NewsLetter - June 2020


Even for those who may not be big fans.


Bankrupt in Just Two Weeks—Individual Investors Get Burned by Collapse of Complex Securities, The Wall Street Journal, 6/1/2020

“When William Mark decided to get back into investing after the 2008 financial crisis, he looked past stocks and bonds. Needing to play catch-up with his retirement portfolio, the piping engineer decided to bet on a complicated product he hoped would deliver double-digit annual returns.

It worked so well—earning him 18% a year in dividends, on average—that he eventually poured $800,000 into the investments, called leveraged exchange-traded notes, or ETNs. When the coronavirus pandemic hit, he lost almost every penny.

‘I’m 67 years old and I’m basically bankrupt in just two weeks,’ Mr. Mark said.” My friend Larry Swedroe, whom I’ve often quoted, hit it on the head:

“Some traders said large asset managers, turned off by the complexity, mixed record, and relatively high fees, hardly ever bought the products.

‘If institutions aren’t buying this, the retail investor shouldn’t be either. Otherwise they’re the sucker at the poker table that doesn’t know it,’ said Larry Swedroe, chief research officer at wealth-management firm Buckingham Wealth Partners. ‘If a product is so complex that you can’t explain it to your partner, then you shouldn’t buy it.’” complex-securities-11591020059


From my #1 son

  • How important does a person have to be before they are considered assassinated instead of just murdered?
  • How is it that we put a man on the moon before we figured out it would be a good idea to put wheels on luggage?
  • Why is it that people say they "slept like a baby" when babies wake up every two hours?
  • Why are you IN a movie, but you are ON TV?
  • Why do doctors leave the room while you change? They're going to see you naked anyway.
  • Why is "bra" singular and "panties" plural?
  • Why do toasters always have a setting that burns the toast to a horrible crisp, which no decent human being would eat?
  • Why do the Alphabet song and Twinkle, Twinkle, Little Star have the same tune?
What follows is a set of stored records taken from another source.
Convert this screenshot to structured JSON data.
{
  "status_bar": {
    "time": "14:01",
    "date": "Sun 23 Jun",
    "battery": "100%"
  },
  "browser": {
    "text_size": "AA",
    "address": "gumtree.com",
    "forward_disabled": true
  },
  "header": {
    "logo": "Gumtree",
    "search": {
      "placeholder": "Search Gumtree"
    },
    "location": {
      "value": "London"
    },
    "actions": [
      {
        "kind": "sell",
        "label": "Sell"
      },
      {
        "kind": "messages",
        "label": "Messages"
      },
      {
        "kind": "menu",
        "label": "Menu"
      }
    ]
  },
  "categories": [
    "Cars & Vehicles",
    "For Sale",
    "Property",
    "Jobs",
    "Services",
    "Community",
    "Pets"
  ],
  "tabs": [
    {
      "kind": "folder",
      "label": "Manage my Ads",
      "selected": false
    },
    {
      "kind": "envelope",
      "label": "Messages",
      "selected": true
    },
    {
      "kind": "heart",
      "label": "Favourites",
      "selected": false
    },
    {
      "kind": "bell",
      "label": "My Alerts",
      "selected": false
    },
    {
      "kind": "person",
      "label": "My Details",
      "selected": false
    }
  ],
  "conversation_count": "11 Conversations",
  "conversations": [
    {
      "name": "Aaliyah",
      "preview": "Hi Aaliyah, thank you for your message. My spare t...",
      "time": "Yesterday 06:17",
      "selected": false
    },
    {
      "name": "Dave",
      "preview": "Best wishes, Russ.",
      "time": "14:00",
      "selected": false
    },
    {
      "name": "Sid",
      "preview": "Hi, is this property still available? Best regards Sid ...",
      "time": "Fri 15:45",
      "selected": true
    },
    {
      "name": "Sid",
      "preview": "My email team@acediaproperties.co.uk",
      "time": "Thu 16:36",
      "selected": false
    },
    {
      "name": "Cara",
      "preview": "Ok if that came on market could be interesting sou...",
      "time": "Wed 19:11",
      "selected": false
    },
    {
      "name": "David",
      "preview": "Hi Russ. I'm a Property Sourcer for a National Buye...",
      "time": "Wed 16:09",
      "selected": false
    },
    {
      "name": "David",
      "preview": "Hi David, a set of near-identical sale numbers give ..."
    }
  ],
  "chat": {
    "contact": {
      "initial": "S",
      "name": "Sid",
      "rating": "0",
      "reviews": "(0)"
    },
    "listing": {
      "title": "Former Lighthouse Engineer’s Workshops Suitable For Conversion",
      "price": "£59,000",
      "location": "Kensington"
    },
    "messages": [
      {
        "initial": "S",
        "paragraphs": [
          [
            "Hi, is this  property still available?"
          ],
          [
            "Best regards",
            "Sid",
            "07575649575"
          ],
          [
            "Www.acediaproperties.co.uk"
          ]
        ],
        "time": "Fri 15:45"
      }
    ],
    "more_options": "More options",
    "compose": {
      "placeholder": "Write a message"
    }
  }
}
Why did you just try singing the two songs above?
  • Did you ever notice that when you blow in a dog's face, he gets mad at you, but when you take him for a car ride, he sticks his head out the window?
  • How did the man who made the first clock know what time it was?


“The Problem with All Things Being Equal,” The Wall Street Journal, 3/2013

"The market has a nasty tendency of over relying on the good companies and paying too large a premium [for them] on the tacit assumption that recent success portends long-term future success," says Rob Arnott, CEO of investment firm Research Affiliates LLC.

However, the Journal warned, “Equal-weight indexing has been getting more attention lately. But perhaps it's time investors scaled back their enthusiasm: This niche strategy may not deserve equal billing with traditional index strategies.”

“Cap Weighted Versus Equal Weighted, Which Approach Is Better?” Forbes, 7/18/2016
So which approach is better, if there is one? Can we outperform the S&P 500 using the S&P 500, but changing the selection approach? The chart below shows this has been happening.

The blue line is the Vanguard Index 500 Fund (VFINX). The red line is the Invesco Equally Weighted S&P 500 Fund Class A (VADAX). Prices are adjusted for dividends and capital gains. Both prices are set to $100 on Jan. 1, 1998. The graph ends on June 30, 2016. VADAX ended at $440, while VFINX ended at $305. This is even more remarkable given the much lower internal costs at Vanguard.

In March, the S&P Dow Jones Indices Dashboard published an update of the U.S. Equal Weigh

Index versus the traditional S&P Index. The S&P 500 Equal Weight Index underperformed the S&P 500 by 0.8% during February and by 6.8% over the past 12 months.

S&P DJI Commentary [email protected]